This week, America’s prestigious Wall Street Journal posted a debate entitled “Should the World Increase Its Reliance on Nuclear Energy”. The principles in the debate are Mark Lynas, at Oxford’s School of Geography and the Environment, and Peter Bradford, adjunct professor at Vermont’s Law School and former NRC commissioner. Lynas took the “Yes” position and Bradford the “No”. While Lynas was careful to present his views logically and rationally, Bradford resorted to trite, worn-out, largely-rhetorical antinuclear arguments that tainted the debate itself, and even resorted to outright fabrication.
Bradford argued that nuclear energy is too dangerous to be considered by incorporating three powerful persuasive tools used incessantly by those of the antinuclear persuasion – fear, uncertainty and doubt.
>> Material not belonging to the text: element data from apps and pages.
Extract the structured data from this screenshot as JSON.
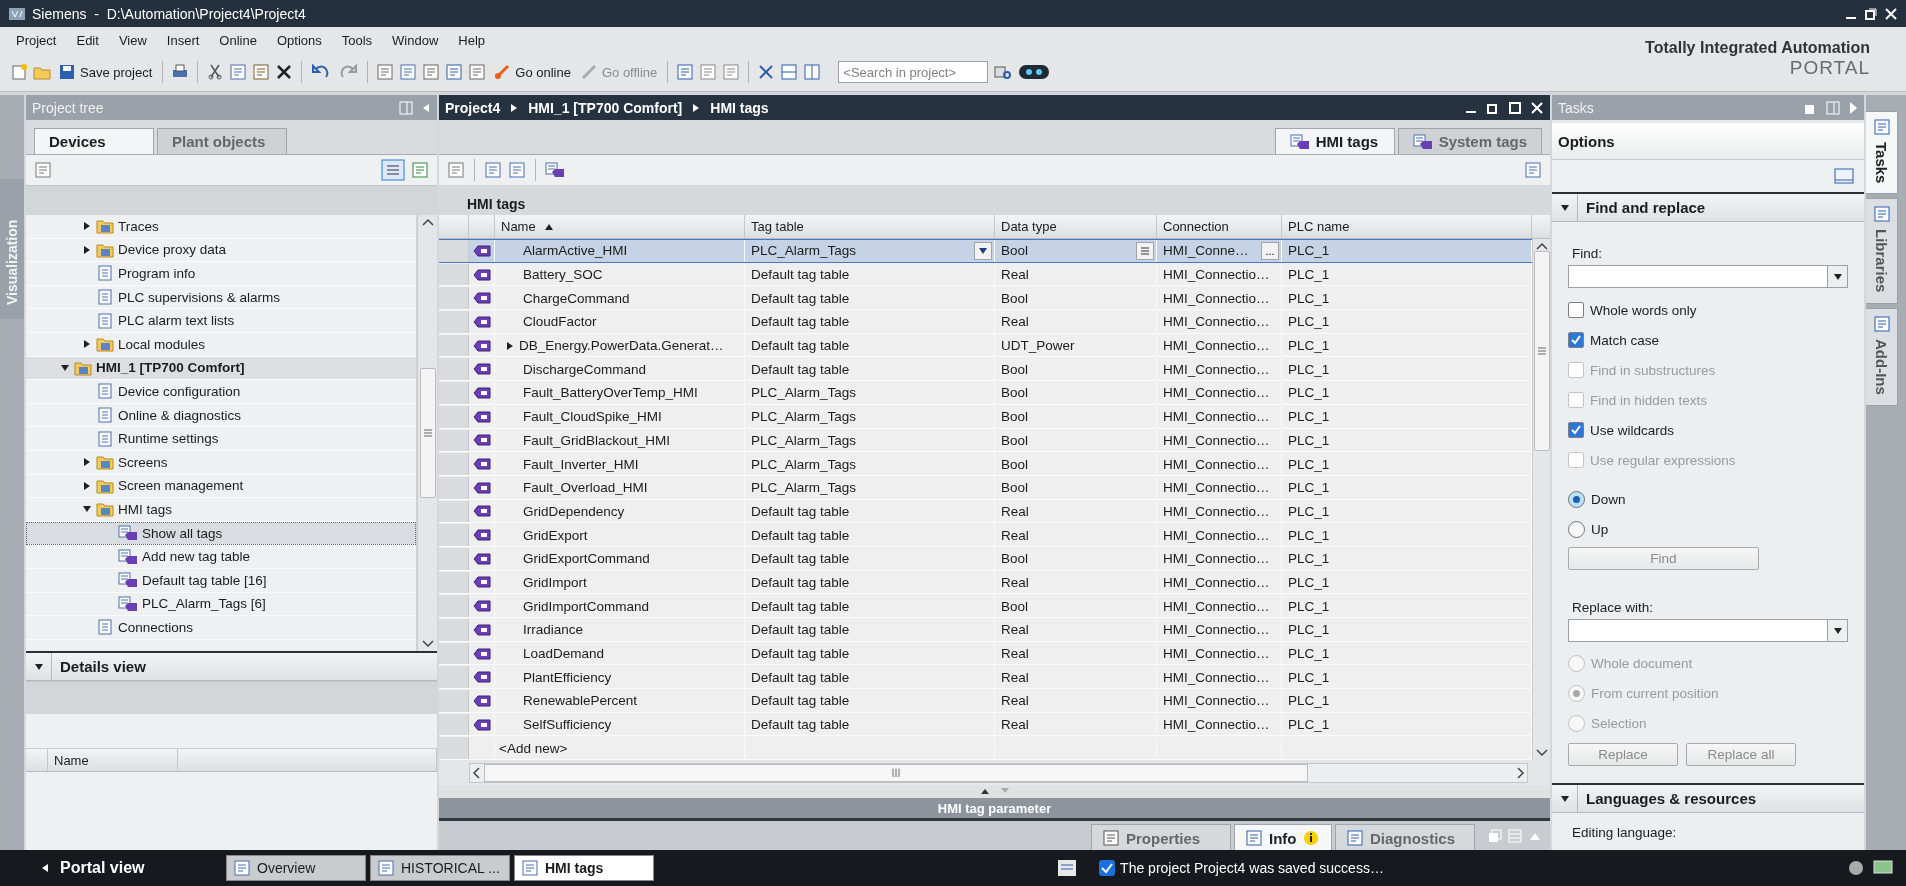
{
  "window": {
    "title": "Siemens  -  D:\\Automation\\Project4\\Project4"
  },
  "menu": [
    "Project",
    "Edit",
    "View",
    "Insert",
    "Online",
    "Options",
    "Tools",
    "Window",
    "Help"
  ],
  "toolbar": {
    "save_label": "Save project",
    "go_online": "Go online",
    "go_offline": "Go offline",
    "search_placeholder": "<Search in project>"
  },
  "brand": {
    "line1": "Totally Integrated Automation",
    "line2": "PORTAL"
  },
  "left_strip": {
    "label": "Visualization"
  },
  "project_tree": {
    "title": "Project tree",
    "tabs": [
      {
        "label": "Devices",
        "selected": true
      },
      {
        "label": "Plant objects",
        "selected": false
      }
    ],
    "continued_items": [
      {
        "label": "Traces",
        "expanded": false,
        "selected": false
      },
      {
        "label": "Device proxy data",
        "expanded": false,
        "selected": false
      },
      {
        "label": "Program info",
        "selected": false
      },
      {
        "label": "PLC supervisions & alarms",
        "selected": false
      },
      {
        "label": "PLC alarm text lists",
        "selected": false
      },
      {
        "label": "Local modules",
        "expanded": false,
        "selected": false
      }
    ],
    "items": [
      {
        "label": "HMI_1 [TP700 Comfort]",
        "expanded": true,
        "selected": false,
        "children": [
          {
            "label": "Device configuration",
            "selected": false
          },
          {
            "label": "Online & diagnostics",
            "selected": false
          },
          {
            "label": "Runtime settings",
            "selected": false
          },
          {
            "label": "Screens",
            "expanded": false,
            "selected": false
          },
          {
            "label": "Screen management",
            "expanded": false,
            "selected": false
          },
          {
            "label": "HMI tags",
            "expanded": true,
            "selected": false,
            "children": [
              {
                "label": "Show all tags",
                "selected": true
              },
              {
                "label": "Add new tag table",
                "selected": false
              },
              {
                "label": "Default tag table [16]",
                "selected": false
              },
              {
                "label": "PLC_Alarm_Tags [6]",
                "selected": false
              }
            ]
          },
          {
            "label": "Connections",
            "selected": false
          }
        ]
      }
    ]
  },
  "details_view": {
    "title": "Details view",
    "columns": [
      "Name"
    ]
  },
  "editor": {
    "breadcrumb": [
      "Project4",
      "HMI_1 [TP700 Comfort]",
      "HMI tags"
    ],
    "tabs": [
      {
        "label": "HMI tags",
        "selected": true
      },
      {
        "label": "System tags",
        "selected": false
      }
    ],
    "table_title": "HMI tags",
    "columns": [
      "Name",
      "Tag table",
      "Data type",
      "Connection",
      "PLC name"
    ],
    "ellipsis_button": "...",
    "rows": [
      {
        "name": "AlarmActive_HMI",
        "tag_table": "PLC_Alarm_Tags",
        "data_type": "Bool",
        "connection": "HMI_Conne…",
        "plc_name": "PLC_1",
        "selected": true,
        "expandable": false
      },
      {
        "name": "Battery_SOC",
        "tag_table": "Default tag table",
        "data_type": "Real",
        "connection": "HMI_Connectio…",
        "plc_name": "PLC_1",
        "selected": false,
        "expandable": false
      },
      {
        "name": "ChargeCommand",
        "tag_table": "Default tag table",
        "data_type": "Bool",
        "connection": "HMI_Connectio…",
        "plc_name": "PLC_1",
        "selected": false,
        "expandable": false
      },
      {
        "name": "CloudFactor",
        "tag_table": "Default tag table",
        "data_type": "Real",
        "connection": "HMI_Connectio…",
        "plc_name": "PLC_1",
        "selected": false,
        "expandable": false
      },
      {
        "name": "DB_Energy.PowerData.Generat…",
        "tag_table": "Default tag table",
        "data_type": "UDT_Power",
        "connection": "HMI_Connectio…",
        "plc_name": "PLC_1",
        "selected": false,
        "expandable": true
      },
      {
        "name": "DischargeCommand",
        "tag_table": "Default tag table",
        "data_type": "Bool",
        "connection": "HMI_Connectio…",
        "plc_name": "PLC_1",
        "selected": false,
        "expandable": false
      },
      {
        "name": "Fault_BatteryOverTemp_HMI",
        "tag_table": "PLC_Alarm_Tags",
        "data_type": "Bool",
        "connection": "HMI_Connectio…",
        "plc_name": "PLC_1",
        "selected": false,
        "expandable": false
      },
      {
        "name": "Fault_CloudSpike_HMI",
        "tag_table": "PLC_Alarm_Tags",
        "data_type": "Bool",
        "connection": "HMI_Connectio…",
        "plc_name": "PLC_1",
        "selected": false,
        "expandable": false
      },
      {
        "name": "Fault_GridBlackout_HMI",
        "tag_table": "PLC_Alarm_Tags",
        "data_type": "Bool",
        "connection": "HMI_Connectio…",
        "plc_name": "PLC_1",
        "selected": false,
        "expandable": false
      },
      {
        "name": "Fault_Inverter_HMI",
        "tag_table": "PLC_Alarm_Tags",
        "data_type": "Bool",
        "connection": "HMI_Connectio…",
        "plc_name": "PLC_1",
        "selected": false,
        "expandable": false
      },
      {
        "name": "Fault_Overload_HMI",
        "tag_table": "PLC_Alarm_Tags",
        "data_type": "Bool",
        "connection": "HMI_Connectio…",
        "plc_name": "PLC_1",
        "selected": false,
        "expandable": false
      },
      {
        "name": "GridDependency",
        "tag_table": "Default tag table",
        "data_type": "Real",
        "connection": "HMI_Connectio…",
        "plc_name": "PLC_1",
        "selected": false,
        "expandable": false
      },
      {
        "name": "GridExport",
        "tag_table": "Default tag table",
        "data_type": "Real",
        "connection": "HMI_Connectio…",
        "plc_name": "PLC_1",
        "selected": false,
        "expandable": false
      },
      {
        "name": "GridExportCommand",
        "tag_table": "Default tag table",
        "data_type": "Bool",
        "connection": "HMI_Connectio…",
        "plc_name": "PLC_1",
        "selected": false,
        "expandable": false
      },
      {
        "name": "GridImport",
        "tag_table": "Default tag table",
        "data_type": "Real",
        "connection": "HMI_Connectio…",
        "plc_name": "PLC_1",
        "selected": false,
        "expandable": false
      },
      {
        "name": "GridImportCommand",
        "tag_table": "Default tag table",
        "data_type": "Bool",
        "connection": "HMI_Connectio…",
        "plc_name": "PLC_1",
        "selected": false,
        "expandable": false
      },
      {
        "name": "Irradiance",
        "tag_table": "Default tag table",
        "data_type": "Real",
        "connection": "HMI_Connectio…",
        "plc_name": "PLC_1",
        "selected": false,
        "expandable": false
      },
      {
        "name": "LoadDemand",
        "tag_table": "Default tag table",
        "data_type": "Real",
        "connection": "HMI_Connectio…",
        "plc_name": "PLC_1",
        "selected": false,
        "expandable": false
      },
      {
        "name": "PlantEfficiency",
        "tag_table": "Default tag table",
        "data_type": "Real",
        "connection": "HMI_Connectio…",
        "plc_name": "PLC_1",
        "selected": false,
        "expandable": false
      },
      {
        "name": "RenewablePercent",
        "tag_table": "Default tag table",
        "data_type": "Real",
        "connection": "HMI_Connectio…",
        "plc_name": "PLC_1",
        "selected": false,
        "expandable": false
      },
      {
        "name": "SelfSufficiency",
        "tag_table": "Default tag table",
        "data_type": "Real",
        "connection": "HMI_Connectio…",
        "plc_name": "PLC_1",
        "selected": false,
        "expandable": false
      }
    ],
    "add_new": "<Add new>",
    "parameter_bar": "HMI tag parameter"
  },
  "inspector_tabs": [
    {
      "label": "Properties",
      "selected": false
    },
    {
      "label": "Info",
      "selected": true
    },
    {
      "label": "Diagnostics",
      "selected": false
    }
  ],
  "tasks": {
    "title": "Tasks",
    "options_label": "Options",
    "find_replace": {
      "title": "Find and replace",
      "find_label": "Find:",
      "checkboxes": [
        {
          "label": "Whole words only",
          "checked": false,
          "disabled": false
        },
        {
          "label": "Match case",
          "checked": true,
          "disabled": false
        },
        {
          "label": "Find in substructures",
          "checked": false,
          "disabled": true
        },
        {
          "label": "Find in hidden texts",
          "checked": false,
          "disabled": true
        },
        {
          "label": "Use wildcards",
          "checked": true,
          "disabled": false
        },
        {
          "label": "Use regular expressions",
          "checked": false,
          "disabled": true
        }
      ],
      "direction": [
        {
          "label": "Down",
          "selected": true,
          "disabled": false
        },
        {
          "label": "Up",
          "selected": false,
          "disabled": false
        }
      ],
      "find_button": "Find",
      "replace_label": "Replace with:",
      "scope": [
        {
          "label": "Whole document",
          "selected": false,
          "disabled": true
        },
        {
          "label": "From current position",
          "selected": true,
          "disabled": true
        },
        {
          "label": "Selection",
          "selected": false,
          "disabled": true
        }
      ],
      "buttons": [
        "Replace",
        "Replace all"
      ]
    },
    "languages": {
      "title": "Languages & resources",
      "editing_language_label": "Editing language:"
    }
  },
  "side_tabs": [
    {
      "label": "Tasks",
      "selected": true
    },
    {
      "label": "Libraries",
      "selected": false
    },
    {
      "label": "Add-Ins",
      "selected": false
    }
  ],
  "taskbar": {
    "portal_view": "Portal view",
    "items": [
      {
        "label": "Overview",
        "selected": false
      },
      {
        "label": "HISTORICAL ...",
        "selected": false
      },
      {
        "label": "HMI tags",
        "selected": true
      }
    ],
    "status": "The project Project4 was saved success…"
  }
}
His initial statement, “The full impact on people’s health from last year’s disaster at the Fukushima nuclear plant in Japan won’t be known for years, if ever,” drips with his belief that we do not know the negative health effects of low level radiation exposure. The foundation of this belief is an exercise in twisted logic – he considers all radiation to be a potent carcinogen, thus it must be dangerous at all doses. He can’t bring himself to accept that the relative risk of low level exposure is just as miniscule as the exposures themselves, if they are risky at all. He steeps this belief in a clear act of certainty; he is certain that all levels of radiation exposure are carcinogenic and that the negative health effects of radiation will eventually be proven. He in essence guarantees it! This is the same vacuous, non-substantial rhetoric that has been used by all hardened antinuclear proponents for more than three decades.
A second slanted statement follows suit, “Thousands of Japanese may not return to their contaminated hometowns for many years, if ever”, once again using the uncertainty and doubt motif as his definitive tool. We should keep in mind that the Japanese government has adopted the most restrictive contamination standards in the world, generally ten times less than any other nation and based entirely on their attempt to soothe the wide-spread fear of radiation that has swept Japan. If any other national standard would be used for repopulation of the evacuated Japanese communities, tens of thousands would already be safely back in their homes. Using realistic, non-politically motivated standards and a concerted decontamination effort in the more-contaminated areas, everyone outside of Futaba and Okuma Towns (adjacent to Fukushima Daiichi) would be home in no more than ten years. But, Bradford neglects to point these things out. He assumes the worst for purely persuasive purposes on a world’s audience that is largely naïve of what is really happening in Japan.
However, perhaps the most misleading phrase culminates both statements; “If ever”! This is an obvious ploy to (first) make people think we will never know the biological effects of low level radiation exposure, and (second) that the evacuees of Fukushima will never be allowed to go home. In fact, he chooses what he says very carefully to make it seem that both assumptions will necessarily manifest. It makes no difference that a small mountain of conclusive evidence now exists showing that low level radiation exposure is not dangerous, and further a significant cache of evidence exists showing that low level exposures are actually good for you! Bradford wants the reader to believe the reason evacuees can’t go home is radiation and that Japan’s politics has nothing to do with it.
The above is but the tip of the iceberg. Bradford subsequently resorts to exaggeration and fabrication. First, Tepco is not the world’s largest publicly (privately) owned electric utility; it’s actually E.ON AG in Germany. In fact, Tepco ranks sixth in the world, per Forbes Magazine. Tepco is big…but not THAT big. He also says the Japanese government has collapsed due to Fukushima, but the truth is that Naoto Kan’s regime was tottering on the brink of failure before the tsunami ever struck the Tohoku coast. Plus, the Kan’s party, the DPJ, has remained in control of the government all along. Japan’s government has not “fallen” and Kan’s demise was inevitable, exacerbated by inadequate tsunami recovery efforts, a plummeting Yen, a Kan-created energy-infrastructure crisis, and his using Fukushima to divert attention away from all of the above. Lastly, Japan’s nuclear regulatory system before Fukushima was never considered to have been a world leader. In fact, it had come under serious international criticism for not protecting against the rare-but-not-impossible accident precursors for more than a decade prior to 3/11/11.
Not only has Bradford resorted to time-worn antinuclear rhetoric to try and prove his “too dangerous” conclusion, but his “facts” are making his nose grow.